By Will Dunham
WASHINGTON (Reuters) - People indigenous to Siberia have strong genetic links to native peoples in the Americas, according to a study further supporting the theory that humans first entered the Americas over a land bridge across the Bering Strait.
Scientists at Stanford University in California combed through the genes of 938 people from 51 places, looking at 650,000 DNA locations in each person.
The study, in the journal Science on Thursday, revealed similarities and differences among various populations.
"This is the highest resolution look at population genetics that has been done to date, both in terms of the number of populations that have been studied and in terms of the number of (genetic) markers used," researcher Devin Absher of the Stanford Human Genome Center said in a telephone interview.
One striking finding was the genetic similarities between the Yakut people, who live in Siberia, and several native populations from Mexico, Central America, Colombia and Brazil, the researchers said. These include the Maya in Central America and the Surui and Karitiana in Brazil.
"That's really an indication of shared ancestry," Absher said.
This fits into the theory that humans migrated into the Americas from Siberia along a now-vanished land bridge across the Bering Strait between perhaps 12,000 and 30,000 years ago.
Previous research suggested a genetic link, finding that a unique genetic mutation is shared by native peoples in Siberia and the Americas, but the new findings offer deeper genetic evidence.
The scientists also were able to detect genetic differences between northern and southern Chinese populations as well as variations within the Bedouin populations of the Middle East.

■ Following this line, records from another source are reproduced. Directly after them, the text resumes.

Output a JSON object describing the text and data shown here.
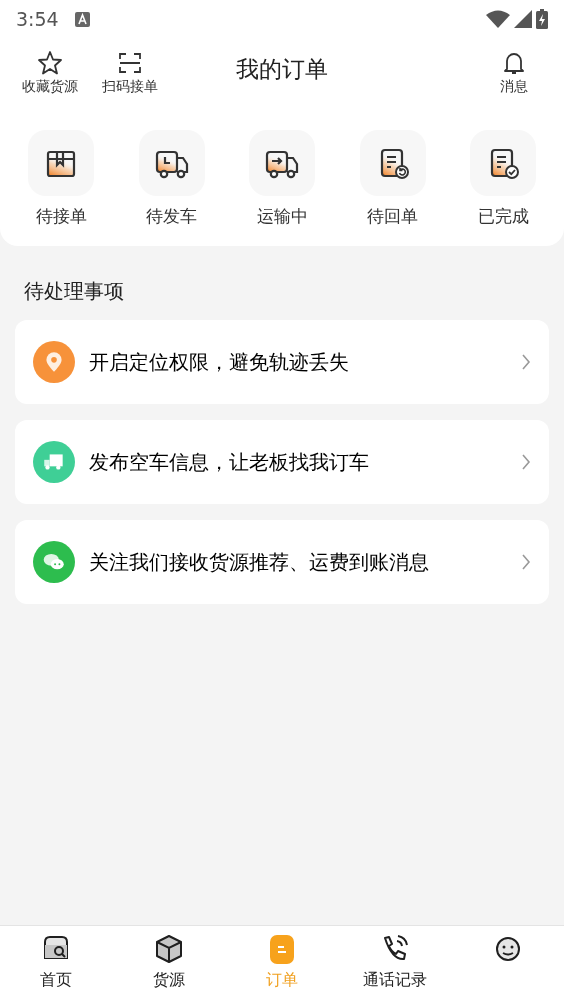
{
  "status_bar": {
    "time": "3:54"
  },
  "header": {
    "title": "我的订单",
    "left_actions": [
      {
        "kind": "star",
        "label": "收藏货源"
      },
      {
        "kind": "scan",
        "label": "扫码接单"
      }
    ],
    "right_action": {
      "kind": "bell",
      "label": "消息"
    }
  },
  "order_states": [
    {
      "kind": "box",
      "label": "待接单"
    },
    {
      "kind": "clock-truck",
      "label": "待发车"
    },
    {
      "kind": "arrow-truck",
      "label": "运输中"
    },
    {
      "kind": "doc-return",
      "label": "待回单"
    },
    {
      "kind": "doc-check",
      "label": "已完成"
    }
  ],
  "todo": {
    "title": "待处理事项",
    "items": [
      {
        "kind": "location",
        "color": "#f7923a",
        "text": "开启定位权限，避免轨迹丢失"
      },
      {
        "kind": "truck",
        "color": "#3fcf96",
        "text": "发布空车信息，让老板找我订车"
      },
      {
        "kind": "chat",
        "color": "#2dbd4e",
        "text": "关注我们接收货源推荐、运费到账消息"
      }
    ]
  },
  "tabs": [
    {
      "kind": "store",
      "label": "首页",
      "selected": false
    },
    {
      "kind": "cube",
      "label": "货源",
      "selected": false
    },
    {
      "kind": "order",
      "label": "订单",
      "selected": true
    },
    {
      "kind": "phone",
      "label": "通话记录",
      "selected": false
    },
    {
      "kind": "face",
      "selected": false
    }
  ]
}
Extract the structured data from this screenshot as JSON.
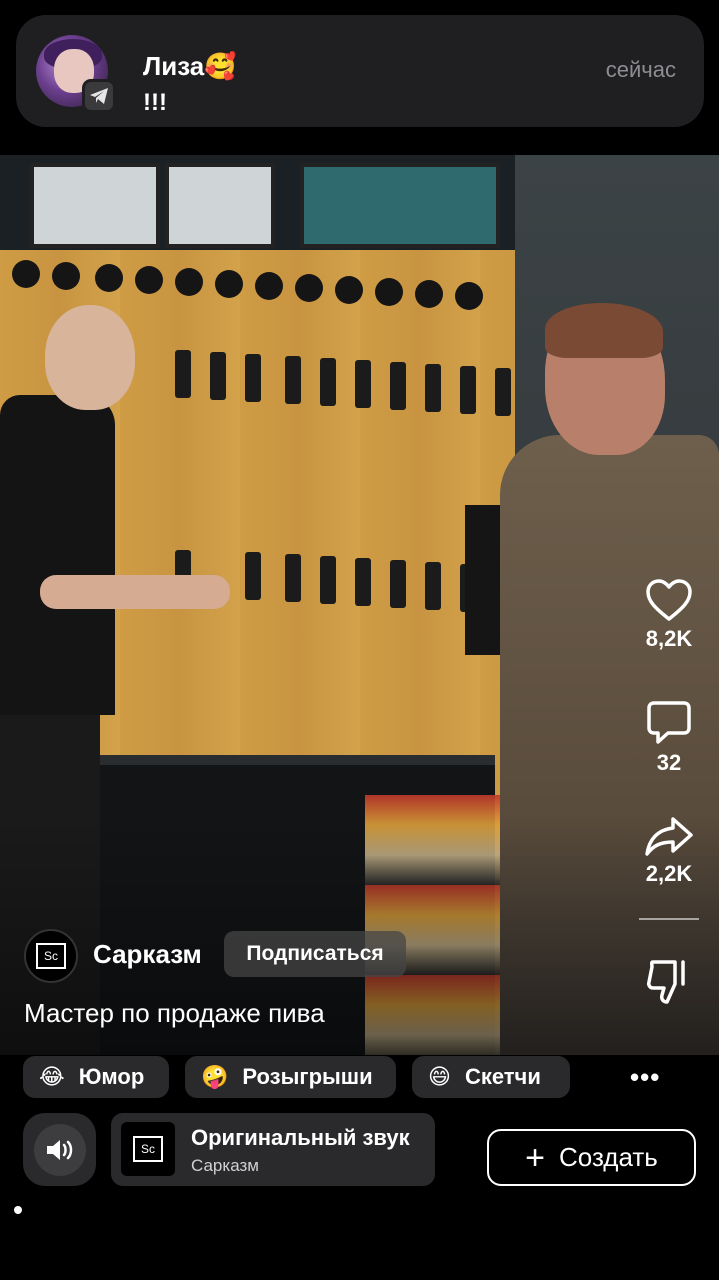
{
  "notification": {
    "sender": "Лиза🥰",
    "message": "!!!",
    "time": "сейчас",
    "app_icon": "telegram-icon"
  },
  "video": {
    "channel": {
      "name": "Сарказм",
      "avatar_text": "Sc",
      "subscribe_label": "Подписаться"
    },
    "caption": "Мастер по продаже пива"
  },
  "actions": {
    "likes": "8,2K",
    "comments": "32",
    "shares": "2,2K",
    "icons": [
      "heart-icon",
      "comment-icon",
      "share-icon",
      "dislike-icon"
    ]
  },
  "tags": [
    {
      "emoji": "😂",
      "label": "Юмор"
    },
    {
      "emoji": "🤪",
      "label": "Розыгрыши"
    },
    {
      "emoji": "😄",
      "label": "Скетчи"
    }
  ],
  "more_label": "•••",
  "audio": {
    "title": "Оригинальный звук",
    "subtitle": "Сарказм",
    "thumb_text": "Sc"
  },
  "create_label": "Создать"
}
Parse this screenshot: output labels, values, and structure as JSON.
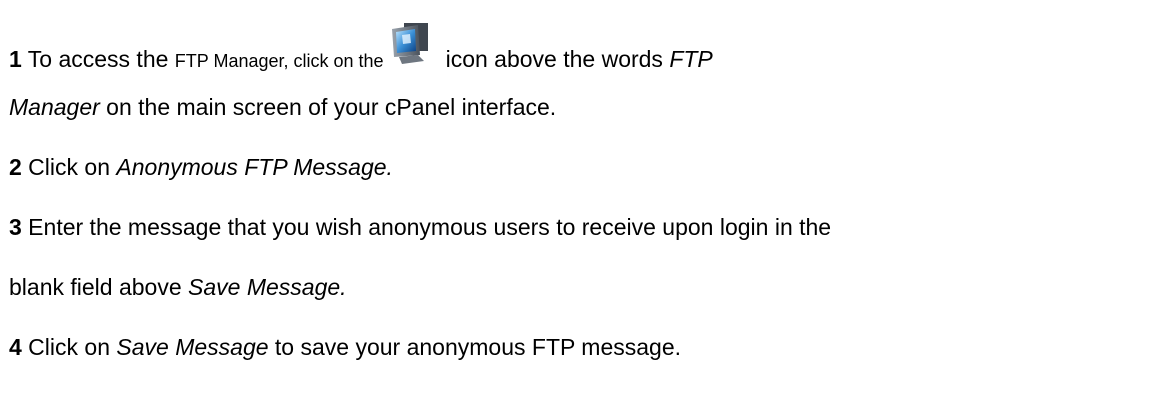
{
  "steps": [
    {
      "number": "1",
      "part_a": " To access the ",
      "part_b": "FTP Manager, click on the",
      "part_c": "icon above the words ",
      "part_d": "FTP",
      "part_e": "Manager",
      "part_f": " on the main screen of your cPanel interface.",
      "icon": "ftp-manager-monitor-icon"
    },
    {
      "number": "2",
      "text": " Click on ",
      "italic": "Anonymous FTP Message."
    },
    {
      "number": "3",
      "text": " Enter the message that you wish anonymous users to receive upon login in the",
      "cont": "blank field above ",
      "italic": "Save Message."
    },
    {
      "number": "4",
      "text": " Click on ",
      "italic": "Save Message",
      "tail": " to save your anonymous FTP message."
    }
  ]
}
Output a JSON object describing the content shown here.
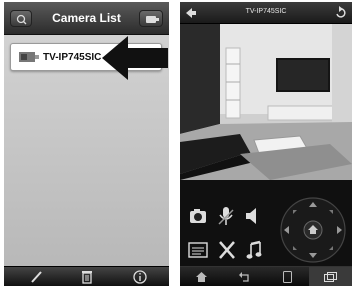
{
  "camera_list_screen": {
    "title": "Camera List",
    "cameras": [
      {
        "name": "TV-IP745SIC"
      }
    ],
    "header_left_icon": "search-icon",
    "header_right_icon": "add-camera-icon",
    "footer_icons": [
      "edit-icon",
      "delete-icon",
      "info-icon"
    ]
  },
  "live_view_screen": {
    "title": "TV-IP745SIC",
    "header_left_icon": "back-arrow-icon",
    "header_right_icon": "refresh-icon",
    "control_icons": [
      "snapshot-icon",
      "microphone-icon",
      "speaker-icon",
      "settings-icon",
      "tools-icon",
      "music-icon"
    ],
    "ptz_icons": [
      "pan-up-icon",
      "pan-down-icon",
      "pan-left-icon",
      "pan-right-icon",
      "home-icon"
    ],
    "footer_icons": [
      "home-icon",
      "back-icon",
      "phone-icon",
      "window-icon"
    ]
  },
  "colors": {
    "left_header": "#3a3a3a",
    "left_background": "#bdbdbd",
    "right_background": "#0e0e0e",
    "arrow": "#111111"
  }
}
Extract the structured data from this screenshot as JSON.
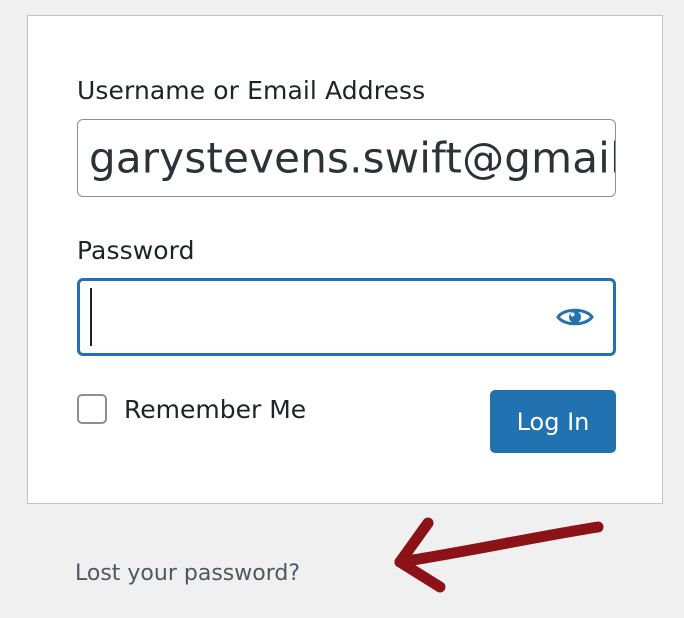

"With the massive new amounts of data, we are able to tease out the subtle differences between different European populations, or between northern Chinese and southern Chinese, and that has never been possible," said Marcus Feldman, a Stanford professor of biological sciences.
The publication of the research came a day after two other important studies on human genetic variation appeared in the journal Nature. Scientists say these papers together offer strong evidence for the "Out of Africa" theory that humans originated in Africa and migrated to colonize the rest of the world in several waves.
The study showed that human populations have less genetic diversity the farther they are away from Africa.
That would be the case, the researchers said, if the people migrating out of Africa represented only a small fraction of the original African population. These migrating people would go on to establish new, less genetically diverse populations around the world, they added.
(Editing by Maggie Fox )